_What the exercise asks_
Each line holding the word "icon" must appear in the answer, copied from the entries.

Segment Start: Entries supplied

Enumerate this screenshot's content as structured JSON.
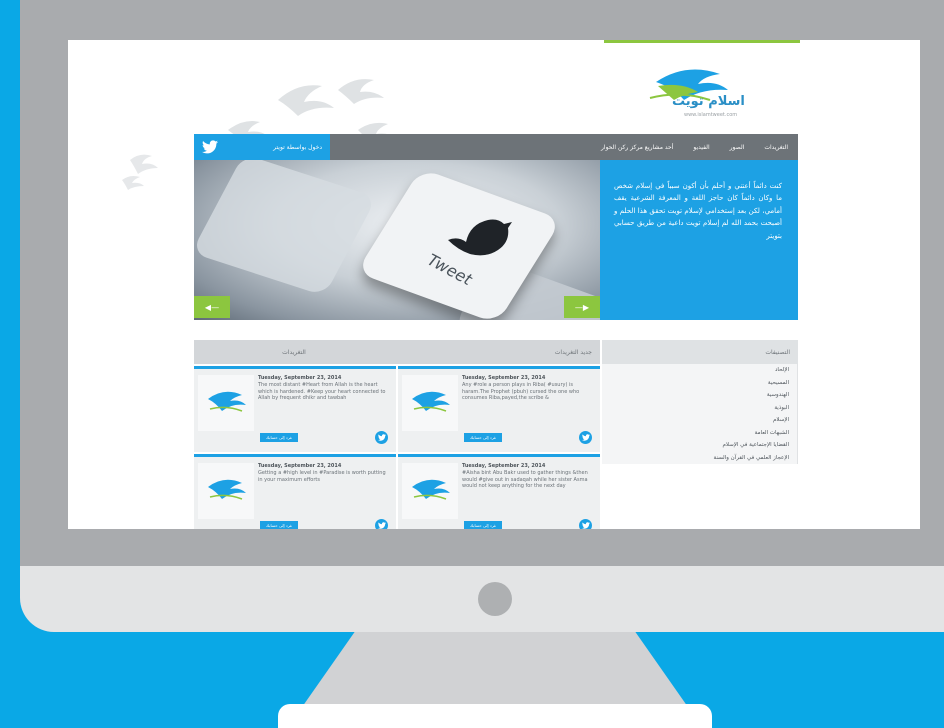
{
  "site": {
    "logo_text": "اسلام تويت",
    "logo_subtext": "www.islamtweet.com",
    "accent_colors": {
      "primary": "#1da1e4",
      "green": "#8cc63f",
      "nav": "#6d7378"
    }
  },
  "navbar": {
    "twitter_login_label": "دخول بواسطة تويتر",
    "items": [
      {
        "label": "التغريدات"
      },
      {
        "label": "الصور"
      },
      {
        "label": "الفيديو"
      },
      {
        "label": "أحد مشاريع مركز ركن الحوار"
      }
    ]
  },
  "hero": {
    "image_word": "Tweet",
    "text": "كنت دائماً أعتني و أحلم بأن أكون سبباً في إسلام شخص ما وكان دائماً كان حاجز اللغة و المعرفة الشرعية يقف أمامي، لكن بعد إستخدامي لإسلام تويت تحقق هذا الحلم و أصبحت بحمد الله لم إسلام تويت داعية من طريق حسابي بتويتر",
    "prev_icon": "arrow-left-icon",
    "next_icon": "arrow-right-icon"
  },
  "columns": {
    "latest_header": "التغريدات",
    "featured_header": "جديد التغريدات",
    "categories_header": "التصنيفات"
  },
  "tweets": [
    {
      "date": "Tuesday, September 23, 2014",
      "body": "The most distant #Heart from Allah is the heart which is hardened. #Keep your heart connected to Allah by frequent dhikr and tawbah",
      "more_label": "غرد إلى حسابك"
    },
    {
      "date": "Tuesday, September 23, 2014",
      "body": "Any #role a person plays in Riba( #usury) is haram.The Prophet (pbuh) cursed the one who consumes Riba,payed,the scribe &",
      "more_label": "غرد إلى حسابك"
    },
    {
      "date": "Tuesday, September 23, 2014",
      "body": "Getting a #high level in #Paradise is worth putting in your maximum efforts",
      "more_label": "غرد إلى حسابك"
    },
    {
      "date": "Tuesday, September 23, 2014",
      "body": "#Aisha bint Abu Bakr used to gather things &then would #give out in sadaqah while her sister Asma would not keep anything for the next day",
      "more_label": "غرد إلى حسابك"
    }
  ],
  "categories": [
    "الإلحاد",
    "المسيحية",
    "الهندوسية",
    "البوذية",
    "الإسلام",
    "الشبهات العامة",
    "القضايا الإجتماعية في الإسلام",
    "الإعجاز العلمي في القرآن والسنة"
  ]
}
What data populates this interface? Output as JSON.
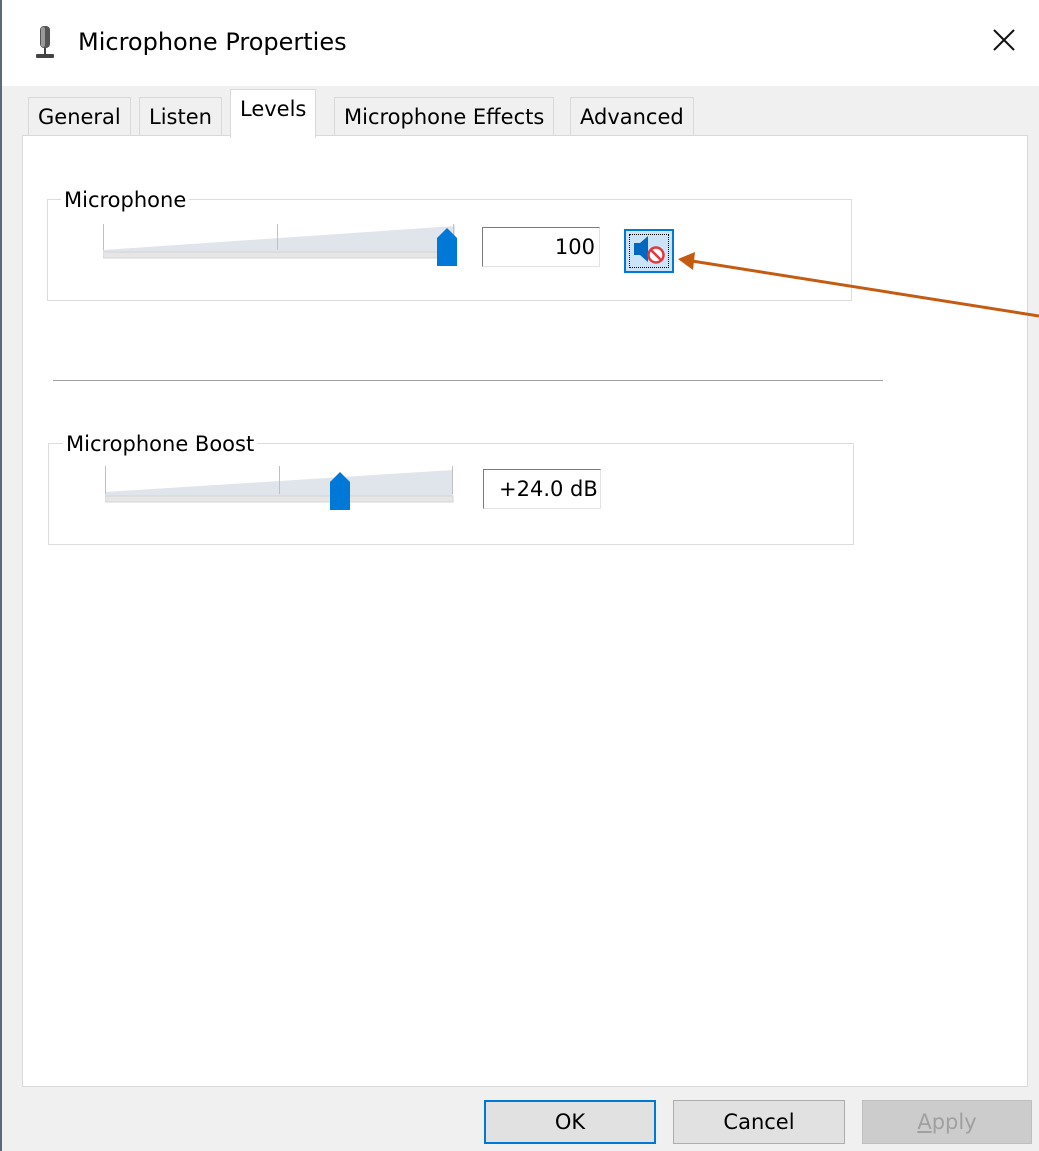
{
  "window": {
    "title": "Microphone Properties",
    "icon": "microphone-icon",
    "close_icon": "close-icon"
  },
  "tabs": [
    {
      "label": "General",
      "active": false
    },
    {
      "label": "Listen",
      "active": false
    },
    {
      "label": "Levels",
      "active": true
    },
    {
      "label": "Microphone Effects",
      "active": false
    },
    {
      "label": "Advanced",
      "active": false
    }
  ],
  "microphone": {
    "group_label": "Microphone",
    "level_value": "100",
    "slider_fraction": 1.0,
    "mute_icon": "speaker-muted-icon"
  },
  "boost": {
    "group_label": "Microphone Boost",
    "value": "+24.0 dB",
    "slider_fraction": 0.67
  },
  "buttons": {
    "ok": "OK",
    "cancel": "Cancel",
    "apply_accel": "A",
    "apply_rest": "pply"
  },
  "colors": {
    "accent": "#0078d7",
    "annotation_arrow": "#c55a11",
    "mute_badge": "#e0393e"
  }
}
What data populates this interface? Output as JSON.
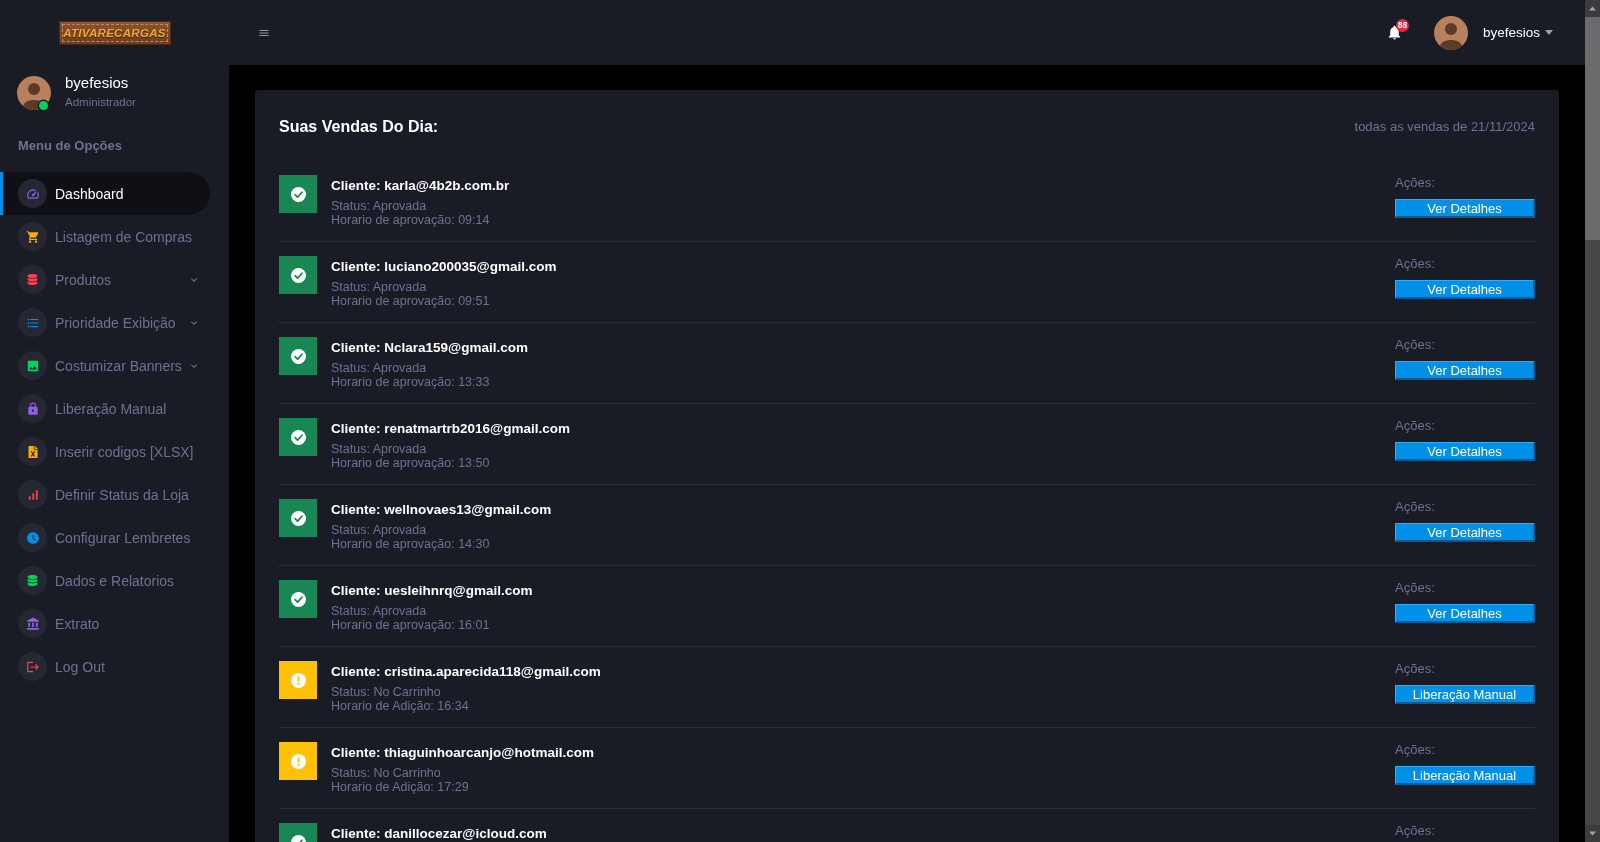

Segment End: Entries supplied

_Task answer_
    "prev_icon": "arrow-left-icon",
    "next_icon": "arrow-right-icon"
    "icon": "microphone-icon",
    "close_icon": "close-icon"
    "mute_icon": "speaker-muted-icon"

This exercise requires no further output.